    Studies of bone marrow transplant patients have suggested that the stromal cells of the in vitro hematopoietic microenvironment are transplantable into conditioned recipients. Moreover, in patients with myeloproliferative disorders, all of the stromal cells, which include presumptive endothelial cells, appear to be derived from hematopoietic precursors. To confirm these findings, we have constructed two chimeric mouse models: (a) traditional radiation chimeras, and (b) fetal chimeras, produce...

  19. Distinct effects of SIRT1 in cancer and stromal cells on tumor promotion.

    Science.gov (United States)

    Shin, Dong Hoon; Choi, Yong-Joon; Jin, Peng; Yoon, Haejin; Chun, Yang-Sook; Shin, Hyun-Woo; Kim, Ja-Eun; Park, Jong-Wan

    2016-04-26

    The lysyl deacetylase SIRT1 acts as a metabolic sensor in adjusting metabolic imbalance. To explore the role of SIRT1 in tumor-stroma interplay, we designed an in vivo tumor model using SIRT1-transgenic mice. B16F10 mouse melanoma grew more quickly in SIRT1-transgenic mice than in wild-type mice, whereas SIRT1-overexpressing one grew slowly in both mice. Of human tumors, SIRT1 expression in stromal fibroblasts was found to correlate with poor prognosis in ovarian cancer. B16F10 and human ovarian cancer (SKOV3 and SNU840) cells were more proliferative in co-culture with SIRT1-overexpressiong fibroblasts. In contrast, SIRT1 within cancer cells has a negative effect on cell proliferation. In conditioned media from SIRT1-overexpressing fibroblasts, matrix metalloproteinase-3 (MMP3) was identified in cytokine arrays to be secreted from fibroblasts SIRT1-dependently. Fibroblast-derived MMP3 stimulated cancer cell proliferation, and such a role of MMP3 was also demonstrated in cancer/fibroblast co-grafts. In conclusion, SIRT1 plays differential roles in cancer and stromal cells. SIRT1 in stromal cells promotes cancer growth by producing MMP3, whereas SIRT1 in cancer cells inhibits growth via an intracellular event. The present study provides a basis for setting new anticancer strategies targeting SIRT1. PMID:26992208

  20. Inhibins Tune the Thymocyte Selection Process by Regulating Thymic Stromal Cell Differentiation

    Directory of Open Access Journals (Sweden)

    Ebzadrel Carbajal-Franco

    2015-01-01

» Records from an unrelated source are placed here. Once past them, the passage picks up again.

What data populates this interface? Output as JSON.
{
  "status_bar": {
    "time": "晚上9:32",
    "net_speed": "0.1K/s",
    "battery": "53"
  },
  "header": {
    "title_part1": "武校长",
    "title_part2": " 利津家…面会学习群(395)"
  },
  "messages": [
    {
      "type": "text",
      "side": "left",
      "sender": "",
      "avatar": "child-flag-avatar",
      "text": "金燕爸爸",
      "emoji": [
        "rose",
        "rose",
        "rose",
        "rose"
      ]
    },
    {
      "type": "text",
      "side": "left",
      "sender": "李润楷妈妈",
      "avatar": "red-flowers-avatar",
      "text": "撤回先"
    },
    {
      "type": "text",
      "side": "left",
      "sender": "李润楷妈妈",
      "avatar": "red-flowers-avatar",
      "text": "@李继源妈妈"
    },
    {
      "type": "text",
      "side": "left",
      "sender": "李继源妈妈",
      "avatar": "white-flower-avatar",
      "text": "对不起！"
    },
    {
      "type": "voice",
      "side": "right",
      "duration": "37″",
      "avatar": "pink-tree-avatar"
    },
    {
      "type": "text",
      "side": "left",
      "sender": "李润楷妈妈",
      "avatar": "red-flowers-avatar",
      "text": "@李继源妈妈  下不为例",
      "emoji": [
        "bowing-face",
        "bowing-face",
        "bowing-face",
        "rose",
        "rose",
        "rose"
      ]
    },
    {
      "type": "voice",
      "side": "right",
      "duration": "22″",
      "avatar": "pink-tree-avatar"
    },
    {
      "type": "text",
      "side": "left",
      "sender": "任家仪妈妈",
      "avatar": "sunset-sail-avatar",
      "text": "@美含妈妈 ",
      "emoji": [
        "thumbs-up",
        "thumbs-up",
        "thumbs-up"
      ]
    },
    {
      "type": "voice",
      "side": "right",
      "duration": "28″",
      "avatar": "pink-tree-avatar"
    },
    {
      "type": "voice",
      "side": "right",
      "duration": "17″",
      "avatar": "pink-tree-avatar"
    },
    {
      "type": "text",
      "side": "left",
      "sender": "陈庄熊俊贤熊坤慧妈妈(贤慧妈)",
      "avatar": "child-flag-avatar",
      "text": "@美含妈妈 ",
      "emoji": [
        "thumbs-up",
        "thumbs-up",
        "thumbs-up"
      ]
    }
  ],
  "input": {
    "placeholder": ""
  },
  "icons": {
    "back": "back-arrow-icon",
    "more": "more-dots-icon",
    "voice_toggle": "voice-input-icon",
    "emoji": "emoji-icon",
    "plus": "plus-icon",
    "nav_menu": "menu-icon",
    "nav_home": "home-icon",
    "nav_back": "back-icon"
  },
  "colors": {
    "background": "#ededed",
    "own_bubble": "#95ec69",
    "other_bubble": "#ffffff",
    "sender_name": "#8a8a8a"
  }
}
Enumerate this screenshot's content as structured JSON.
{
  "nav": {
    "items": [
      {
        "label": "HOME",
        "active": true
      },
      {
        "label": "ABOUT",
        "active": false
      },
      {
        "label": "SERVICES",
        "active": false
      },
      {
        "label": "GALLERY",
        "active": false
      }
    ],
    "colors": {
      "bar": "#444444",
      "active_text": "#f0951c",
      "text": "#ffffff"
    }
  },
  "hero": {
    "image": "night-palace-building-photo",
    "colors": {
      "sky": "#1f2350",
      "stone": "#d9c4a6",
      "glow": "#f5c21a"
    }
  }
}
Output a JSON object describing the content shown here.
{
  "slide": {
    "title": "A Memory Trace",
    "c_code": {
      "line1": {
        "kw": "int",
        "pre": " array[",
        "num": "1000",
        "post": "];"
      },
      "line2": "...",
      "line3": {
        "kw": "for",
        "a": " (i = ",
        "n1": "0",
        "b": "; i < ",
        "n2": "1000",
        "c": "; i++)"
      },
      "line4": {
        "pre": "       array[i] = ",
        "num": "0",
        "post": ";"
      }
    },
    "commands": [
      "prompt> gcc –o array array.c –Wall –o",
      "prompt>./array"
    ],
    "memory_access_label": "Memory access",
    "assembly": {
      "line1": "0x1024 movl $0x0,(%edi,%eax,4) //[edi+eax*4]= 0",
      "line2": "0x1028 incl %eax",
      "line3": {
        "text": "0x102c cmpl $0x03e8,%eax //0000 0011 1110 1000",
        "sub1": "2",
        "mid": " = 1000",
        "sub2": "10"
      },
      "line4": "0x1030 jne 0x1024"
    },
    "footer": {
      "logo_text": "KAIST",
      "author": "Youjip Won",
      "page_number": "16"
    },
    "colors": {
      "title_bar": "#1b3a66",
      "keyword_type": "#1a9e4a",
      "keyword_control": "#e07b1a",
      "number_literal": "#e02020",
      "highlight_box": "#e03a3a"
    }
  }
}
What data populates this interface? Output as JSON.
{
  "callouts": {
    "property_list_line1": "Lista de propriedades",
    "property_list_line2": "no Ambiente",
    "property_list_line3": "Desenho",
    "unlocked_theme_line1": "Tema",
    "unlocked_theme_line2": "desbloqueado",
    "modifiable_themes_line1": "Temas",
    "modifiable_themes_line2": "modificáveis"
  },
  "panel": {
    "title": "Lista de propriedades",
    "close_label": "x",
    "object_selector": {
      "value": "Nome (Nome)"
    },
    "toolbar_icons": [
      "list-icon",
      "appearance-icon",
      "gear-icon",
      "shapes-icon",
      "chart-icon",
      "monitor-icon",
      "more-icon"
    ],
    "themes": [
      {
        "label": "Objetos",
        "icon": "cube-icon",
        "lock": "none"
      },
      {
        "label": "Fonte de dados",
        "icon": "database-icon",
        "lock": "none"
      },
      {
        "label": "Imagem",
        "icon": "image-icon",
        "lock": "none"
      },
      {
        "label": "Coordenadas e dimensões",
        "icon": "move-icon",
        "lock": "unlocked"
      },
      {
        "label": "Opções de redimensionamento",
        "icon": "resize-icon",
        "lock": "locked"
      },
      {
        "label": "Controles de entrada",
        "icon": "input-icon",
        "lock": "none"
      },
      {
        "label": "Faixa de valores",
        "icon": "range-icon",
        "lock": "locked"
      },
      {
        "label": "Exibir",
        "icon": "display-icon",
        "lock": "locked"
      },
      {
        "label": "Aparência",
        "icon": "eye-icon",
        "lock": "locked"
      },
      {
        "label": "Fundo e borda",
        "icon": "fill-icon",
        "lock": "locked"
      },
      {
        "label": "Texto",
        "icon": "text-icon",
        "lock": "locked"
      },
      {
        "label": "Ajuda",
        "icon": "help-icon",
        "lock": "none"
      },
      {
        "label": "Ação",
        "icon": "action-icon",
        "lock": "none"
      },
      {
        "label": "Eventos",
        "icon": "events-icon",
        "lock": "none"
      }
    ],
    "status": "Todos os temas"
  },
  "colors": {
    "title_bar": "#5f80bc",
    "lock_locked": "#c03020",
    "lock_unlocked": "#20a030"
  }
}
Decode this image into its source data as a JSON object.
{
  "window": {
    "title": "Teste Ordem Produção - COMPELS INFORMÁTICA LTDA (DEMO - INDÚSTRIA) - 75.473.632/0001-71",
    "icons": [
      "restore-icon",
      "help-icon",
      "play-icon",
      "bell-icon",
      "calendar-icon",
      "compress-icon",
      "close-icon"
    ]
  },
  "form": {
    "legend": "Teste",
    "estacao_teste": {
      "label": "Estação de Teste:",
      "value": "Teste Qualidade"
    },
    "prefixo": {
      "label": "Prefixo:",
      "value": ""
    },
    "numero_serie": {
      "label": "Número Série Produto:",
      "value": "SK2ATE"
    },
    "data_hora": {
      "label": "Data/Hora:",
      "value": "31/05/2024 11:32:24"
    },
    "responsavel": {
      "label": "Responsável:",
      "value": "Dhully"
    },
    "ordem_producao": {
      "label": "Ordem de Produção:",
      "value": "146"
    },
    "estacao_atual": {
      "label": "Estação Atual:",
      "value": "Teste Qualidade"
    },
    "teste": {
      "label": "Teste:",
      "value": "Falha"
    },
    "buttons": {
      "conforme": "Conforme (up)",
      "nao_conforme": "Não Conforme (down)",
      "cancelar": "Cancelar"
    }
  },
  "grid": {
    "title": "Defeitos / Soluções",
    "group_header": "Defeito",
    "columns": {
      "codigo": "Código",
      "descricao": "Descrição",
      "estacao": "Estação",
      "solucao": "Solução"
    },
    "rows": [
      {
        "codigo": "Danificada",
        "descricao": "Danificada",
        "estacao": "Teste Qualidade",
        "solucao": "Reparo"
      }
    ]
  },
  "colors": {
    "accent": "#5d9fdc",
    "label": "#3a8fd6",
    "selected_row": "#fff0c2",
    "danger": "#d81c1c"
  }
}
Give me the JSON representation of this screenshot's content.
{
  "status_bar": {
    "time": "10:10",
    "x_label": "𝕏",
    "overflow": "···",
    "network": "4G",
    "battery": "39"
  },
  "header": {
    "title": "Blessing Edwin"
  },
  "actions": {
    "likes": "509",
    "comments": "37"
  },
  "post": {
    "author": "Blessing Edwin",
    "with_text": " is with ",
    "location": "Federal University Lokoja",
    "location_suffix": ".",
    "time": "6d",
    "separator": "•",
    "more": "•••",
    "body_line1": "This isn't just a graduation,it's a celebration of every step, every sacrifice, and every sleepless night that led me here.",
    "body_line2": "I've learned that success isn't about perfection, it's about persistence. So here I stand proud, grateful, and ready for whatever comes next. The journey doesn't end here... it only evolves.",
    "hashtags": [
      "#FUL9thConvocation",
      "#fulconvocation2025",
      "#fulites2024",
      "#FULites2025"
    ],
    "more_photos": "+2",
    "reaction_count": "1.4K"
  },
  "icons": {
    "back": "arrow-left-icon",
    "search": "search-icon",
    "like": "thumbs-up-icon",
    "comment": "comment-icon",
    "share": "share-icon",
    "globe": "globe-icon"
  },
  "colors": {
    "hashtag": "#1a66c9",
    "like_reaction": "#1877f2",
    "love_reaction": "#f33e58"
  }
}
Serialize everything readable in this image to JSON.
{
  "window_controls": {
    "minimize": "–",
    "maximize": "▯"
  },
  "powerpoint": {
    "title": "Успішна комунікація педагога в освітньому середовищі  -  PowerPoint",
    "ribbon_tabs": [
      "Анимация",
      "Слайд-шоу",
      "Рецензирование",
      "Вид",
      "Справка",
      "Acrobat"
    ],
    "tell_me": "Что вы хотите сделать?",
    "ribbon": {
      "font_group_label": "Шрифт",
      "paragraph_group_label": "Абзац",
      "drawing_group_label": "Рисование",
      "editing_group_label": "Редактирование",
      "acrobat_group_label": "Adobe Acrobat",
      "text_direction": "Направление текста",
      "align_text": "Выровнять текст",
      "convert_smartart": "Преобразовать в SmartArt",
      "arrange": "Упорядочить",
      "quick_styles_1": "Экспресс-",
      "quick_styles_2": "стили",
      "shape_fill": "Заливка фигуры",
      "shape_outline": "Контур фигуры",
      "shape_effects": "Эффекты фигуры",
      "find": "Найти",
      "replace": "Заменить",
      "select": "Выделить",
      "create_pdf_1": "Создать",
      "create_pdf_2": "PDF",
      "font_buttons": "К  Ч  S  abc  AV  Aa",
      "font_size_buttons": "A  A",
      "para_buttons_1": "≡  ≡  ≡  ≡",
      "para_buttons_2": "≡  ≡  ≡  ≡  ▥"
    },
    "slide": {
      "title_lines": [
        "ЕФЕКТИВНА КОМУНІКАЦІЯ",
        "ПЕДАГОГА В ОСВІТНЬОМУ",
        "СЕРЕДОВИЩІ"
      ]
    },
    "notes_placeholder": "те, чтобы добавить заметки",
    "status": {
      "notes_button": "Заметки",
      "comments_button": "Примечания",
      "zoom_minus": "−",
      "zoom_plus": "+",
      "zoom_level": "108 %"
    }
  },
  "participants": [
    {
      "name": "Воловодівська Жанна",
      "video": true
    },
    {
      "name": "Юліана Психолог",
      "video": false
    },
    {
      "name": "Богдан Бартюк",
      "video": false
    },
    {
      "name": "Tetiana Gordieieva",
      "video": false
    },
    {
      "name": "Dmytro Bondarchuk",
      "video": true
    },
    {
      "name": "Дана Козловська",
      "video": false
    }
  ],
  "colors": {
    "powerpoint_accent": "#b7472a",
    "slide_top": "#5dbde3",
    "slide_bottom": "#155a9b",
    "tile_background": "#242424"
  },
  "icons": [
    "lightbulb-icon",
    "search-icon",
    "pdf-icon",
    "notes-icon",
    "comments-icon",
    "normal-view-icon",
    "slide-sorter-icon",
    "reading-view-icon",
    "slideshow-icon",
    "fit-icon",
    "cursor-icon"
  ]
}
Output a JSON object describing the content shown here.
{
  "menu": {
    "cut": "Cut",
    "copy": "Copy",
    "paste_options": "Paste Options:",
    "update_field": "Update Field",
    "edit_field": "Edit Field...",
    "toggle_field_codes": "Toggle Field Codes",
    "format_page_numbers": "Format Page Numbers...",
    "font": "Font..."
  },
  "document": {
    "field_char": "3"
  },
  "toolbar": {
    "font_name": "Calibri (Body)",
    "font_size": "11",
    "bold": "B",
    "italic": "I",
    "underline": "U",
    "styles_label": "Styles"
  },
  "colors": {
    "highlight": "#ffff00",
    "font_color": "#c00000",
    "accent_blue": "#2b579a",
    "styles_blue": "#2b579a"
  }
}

    Full Text Available Inhibins and Activins are members of the TGF-β superfamily that regulate the differentiation of several cell types. These ligands were initially identified as hormones that regulate the hypothalamus-pituitary-gonadal axis; however, increasing evidence has demonstrated that they are key regulators in the immune system. We have previously demonstrated that Inhibins are the main Activin ligands expressed in the murine thymus and that they regulate thymocyte differentiation, promoting the DN3-DN4 transition and the selection of SP thymocytes. As Inhibins are mainly produced by thymic stromal cells, which also express Activin receptors and Smad proteins, we hypothesized that Inhibins might play a role in stromal cell differentiation and function. Here, we demonstrate that, in the absence of Inhibins, thymic conventional dendritic cells display reduced levels of MHC Class II (MHCII and CD86. In addition, the ratio between cTECs and mTECs was affected, indicating that mTEC differentiation was favoured and cTEC diminished in the absence of Inhibins. These changes appeared to impact thymocyte selection leading to a decreased selection of CD4SP thymocytes and increased generation of natural regulatory T cells. These findings demonstrate that Inhibins tune the T cell selection process by regulating both thymocyte and stromal cell differentiation.